■ **Task goal**:
Quote every line of the data below as it stands, omitting pictures.

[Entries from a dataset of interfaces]

____________________

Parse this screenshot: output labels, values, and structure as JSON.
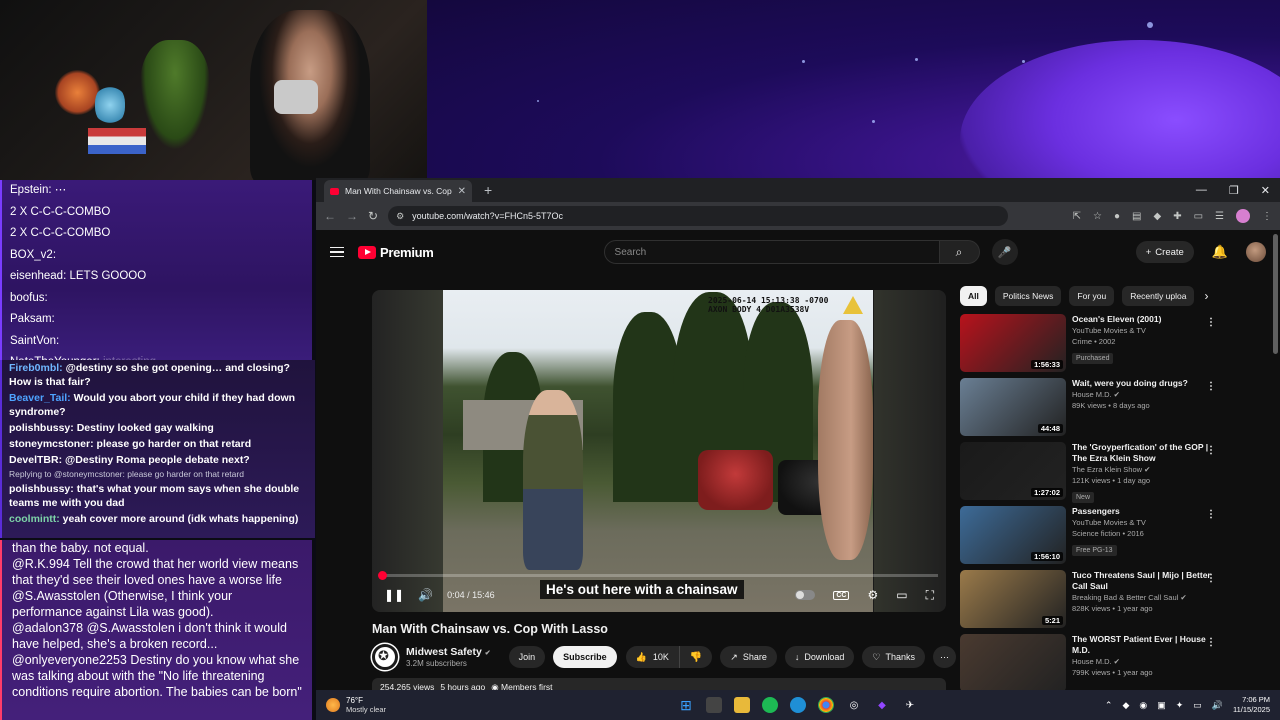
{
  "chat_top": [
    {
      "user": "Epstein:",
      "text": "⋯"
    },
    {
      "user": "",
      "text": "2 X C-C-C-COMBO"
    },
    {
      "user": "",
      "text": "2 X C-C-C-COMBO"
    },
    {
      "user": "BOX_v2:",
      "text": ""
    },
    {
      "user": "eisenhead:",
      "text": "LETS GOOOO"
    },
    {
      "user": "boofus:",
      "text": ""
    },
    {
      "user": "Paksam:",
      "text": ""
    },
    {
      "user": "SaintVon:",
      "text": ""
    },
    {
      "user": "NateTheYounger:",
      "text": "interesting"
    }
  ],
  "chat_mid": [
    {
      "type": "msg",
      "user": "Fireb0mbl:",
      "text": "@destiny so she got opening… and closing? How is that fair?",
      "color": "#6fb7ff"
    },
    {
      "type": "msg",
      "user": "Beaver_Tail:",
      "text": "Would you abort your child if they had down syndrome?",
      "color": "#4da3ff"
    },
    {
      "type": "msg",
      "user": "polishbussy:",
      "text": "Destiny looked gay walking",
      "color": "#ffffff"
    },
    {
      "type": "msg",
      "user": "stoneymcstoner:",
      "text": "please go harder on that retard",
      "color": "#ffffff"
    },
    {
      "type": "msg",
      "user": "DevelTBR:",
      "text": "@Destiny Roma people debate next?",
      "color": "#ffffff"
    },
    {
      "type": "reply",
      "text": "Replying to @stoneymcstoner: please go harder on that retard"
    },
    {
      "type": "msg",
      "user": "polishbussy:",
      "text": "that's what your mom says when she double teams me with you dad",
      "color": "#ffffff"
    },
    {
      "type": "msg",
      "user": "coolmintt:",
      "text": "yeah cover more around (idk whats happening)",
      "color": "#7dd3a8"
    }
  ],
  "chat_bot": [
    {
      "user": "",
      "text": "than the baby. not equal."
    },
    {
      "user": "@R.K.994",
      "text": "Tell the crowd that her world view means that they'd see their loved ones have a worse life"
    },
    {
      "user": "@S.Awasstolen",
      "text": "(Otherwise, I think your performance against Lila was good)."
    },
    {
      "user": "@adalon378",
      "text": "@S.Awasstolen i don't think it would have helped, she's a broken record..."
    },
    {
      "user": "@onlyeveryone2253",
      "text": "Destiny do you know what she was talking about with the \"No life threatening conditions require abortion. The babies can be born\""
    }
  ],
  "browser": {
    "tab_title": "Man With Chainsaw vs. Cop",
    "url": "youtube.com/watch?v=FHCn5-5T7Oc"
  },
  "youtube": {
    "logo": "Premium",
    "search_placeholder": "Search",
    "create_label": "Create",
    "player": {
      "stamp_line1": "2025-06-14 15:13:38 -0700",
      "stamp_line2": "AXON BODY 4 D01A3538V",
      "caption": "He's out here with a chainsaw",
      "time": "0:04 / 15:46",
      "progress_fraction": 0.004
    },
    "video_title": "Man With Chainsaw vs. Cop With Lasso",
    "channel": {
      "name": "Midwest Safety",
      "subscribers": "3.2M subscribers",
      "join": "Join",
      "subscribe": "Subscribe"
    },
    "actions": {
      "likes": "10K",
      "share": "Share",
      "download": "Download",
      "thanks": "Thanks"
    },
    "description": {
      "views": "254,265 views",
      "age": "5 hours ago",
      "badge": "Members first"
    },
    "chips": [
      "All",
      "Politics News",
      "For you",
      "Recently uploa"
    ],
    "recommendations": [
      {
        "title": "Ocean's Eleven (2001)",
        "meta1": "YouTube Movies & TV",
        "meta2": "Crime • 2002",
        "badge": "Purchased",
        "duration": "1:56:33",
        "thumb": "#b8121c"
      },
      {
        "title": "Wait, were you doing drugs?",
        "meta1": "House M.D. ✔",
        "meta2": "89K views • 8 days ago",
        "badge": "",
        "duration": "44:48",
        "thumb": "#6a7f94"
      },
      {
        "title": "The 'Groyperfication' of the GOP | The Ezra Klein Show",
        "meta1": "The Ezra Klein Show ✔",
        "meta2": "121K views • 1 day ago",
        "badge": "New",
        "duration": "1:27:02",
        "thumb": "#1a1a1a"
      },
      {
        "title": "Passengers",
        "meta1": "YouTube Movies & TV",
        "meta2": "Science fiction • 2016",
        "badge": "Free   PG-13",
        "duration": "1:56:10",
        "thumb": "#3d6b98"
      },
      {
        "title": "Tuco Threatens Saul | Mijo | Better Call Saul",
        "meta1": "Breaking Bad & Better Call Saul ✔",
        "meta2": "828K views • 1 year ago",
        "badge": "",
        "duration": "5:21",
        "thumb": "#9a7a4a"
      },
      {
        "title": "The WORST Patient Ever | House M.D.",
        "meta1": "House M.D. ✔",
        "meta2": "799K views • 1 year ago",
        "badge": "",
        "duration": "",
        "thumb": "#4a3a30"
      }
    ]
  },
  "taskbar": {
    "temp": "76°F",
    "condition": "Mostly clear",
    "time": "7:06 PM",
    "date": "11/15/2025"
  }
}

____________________

■ **Result of this exercise**:
Parse this screenshot: output labels, values, and structure as JSON.
{
  "chat_top": [
    {
      "user": "Epstein:",
      "text": "⋯"
    },
    {
      "user": "",
      "text": "2 X C-C-C-COMBO"
    },
    {
      "user": "",
      "text": "2 X C-C-C-COMBO"
    },
    {
      "user": "BOX_v2:",
      "text": ""
    },
    {
      "user": "eisenhead:",
      "text": "LETS GOOOO"
    },
    {
      "user": "boofus:",
      "text": ""
    },
    {
      "user": "Paksam:",
      "text": ""
    },
    {
      "user": "SaintVon:",
      "text": ""
    },
    {
      "user": "NateTheYounger:",
      "text": "interesting"
    }
  ],
  "chat_mid": [
    {
      "type": "msg",
      "user": "Fireb0mbl:",
      "text": "@destiny so she got opening… and closing? How is that fair?",
      "color": "#6fb7ff"
    },
    {
      "type": "msg",
      "user": "Beaver_Tail:",
      "text": "Would you abort your child if they had down syndrome?",
      "color": "#4da3ff"
    },
    {
      "type": "msg",
      "user": "polishbussy:",
      "text": "Destiny looked gay walking",
      "color": "#ffffff"
    },
    {
      "type": "msg",
      "user": "stoneymcstoner:",
      "text": "please go harder on that retard",
      "color": "#ffffff"
    },
    {
      "type": "msg",
      "user": "DevelTBR:",
      "text": "@Destiny Roma people debate next?",
      "color": "#ffffff"
    },
    {
      "type": "reply",
      "text": "Replying to @stoneymcstoner: please go harder on that retard"
    },
    {
      "type": "msg",
      "user": "polishbussy:",
      "text": "that's what your mom says when she double teams me with you dad",
      "color": "#ffffff"
    },
    {
      "type": "msg",
      "user": "coolmintt:",
      "text": "yeah cover more around (idk whats happening)",
      "color": "#7dd3a8"
    }
  ],
  "chat_bot": [
    {
      "user": "",
      "text": "than the baby. not equal."
    },
    {
      "user": "@R.K.994",
      "text": "Tell the crowd that her world view means that they'd see their loved ones have a worse life"
    },
    {
      "user": "@S.Awasstolen",
      "text": "(Otherwise, I think your performance against Lila was good)."
    },
    {
      "user": "@adalon378",
      "text": "@S.Awasstolen i don't think it would have helped, she's a broken record..."
    },
    {
      "user": "@onlyeveryone2253",
      "text": "Destiny do you know what she was talking about with the \"No life threatening conditions require abortion. The babies can be born\""
    }
  ],
  "browser": {
    "tab_title": "Man With Chainsaw vs. Cop",
    "url": "youtube.com/watch?v=FHCn5-5T7Oc"
  },
  "youtube": {
    "logo": "Premium",
    "search_placeholder": "Search",
    "create_label": "Create",
    "player": {
      "stamp_line1": "2025-06-14 15:13:38 -0700",
      "stamp_line2": "AXON BODY 4 D01A3538V",
      "caption": "He's out here with a chainsaw",
      "time": "0:04 / 15:46",
      "progress_fraction": 0.004
    },
    "video_title": "Man With Chainsaw vs. Cop With Lasso",
    "channel": {
      "name": "Midwest Safety",
      "subscribers": "3.2M subscribers",
      "join": "Join",
      "subscribe": "Subscribe"
    },
    "actions": {
      "likes": "10K",
      "share": "Share",
      "download": "Download",
      "thanks": "Thanks"
    },
    "description": {
      "views": "254,265 views",
      "age": "5 hours ago",
      "badge": "Members first"
    },
    "chips": [
      "All",
      "Politics News",
      "For you",
      "Recently uploa"
    ],
    "recommendations": [
      {
        "title": "Ocean's Eleven (2001)",
        "meta1": "YouTube Movies & TV",
        "meta2": "Crime • 2002",
        "badge": "Purchased",
        "duration": "1:56:33",
        "thumb": "#b8121c"
      },
      {
        "title": "Wait, were you doing drugs?",
        "meta1": "House M.D. ✔",
        "meta2": "89K views • 8 days ago",
        "badge": "",
        "duration": "44:48",
        "thumb": "#6a7f94"
      },
      {
        "title": "The 'Groyperfication' of the GOP | The Ezra Klein Show",
        "meta1": "The Ezra Klein Show ✔",
        "meta2": "121K views • 1 day ago",
        "badge": "New",
        "duration": "1:27:02",
        "thumb": "#1a1a1a"
      },
      {
        "title": "Passengers",
        "meta1": "YouTube Movies & TV",
        "meta2": "Science fiction • 2016",
        "badge": "Free   PG-13",
        "duration": "1:56:10",
        "thumb": "#3d6b98"
      },
      {
        "title": "Tuco Threatens Saul | Mijo | Better Call Saul",
        "meta1": "Breaking Bad & Better Call Saul ✔",
        "meta2": "828K views • 1 year ago",
        "badge": "",
        "duration": "5:21",
        "thumb": "#9a7a4a"
      },
      {
        "title": "The WORST Patient Ever | House M.D.",
        "meta1": "House M.D. ✔",
        "meta2": "799K views • 1 year ago",
        "badge": "",
        "duration": "",
        "thumb": "#4a3a30"
      }
    ]
  },
  "taskbar": {
    "temp": "76°F",
    "condition": "Mostly clear",
    "time": "7:06 PM",
    "date": "11/15/2025"
  }
}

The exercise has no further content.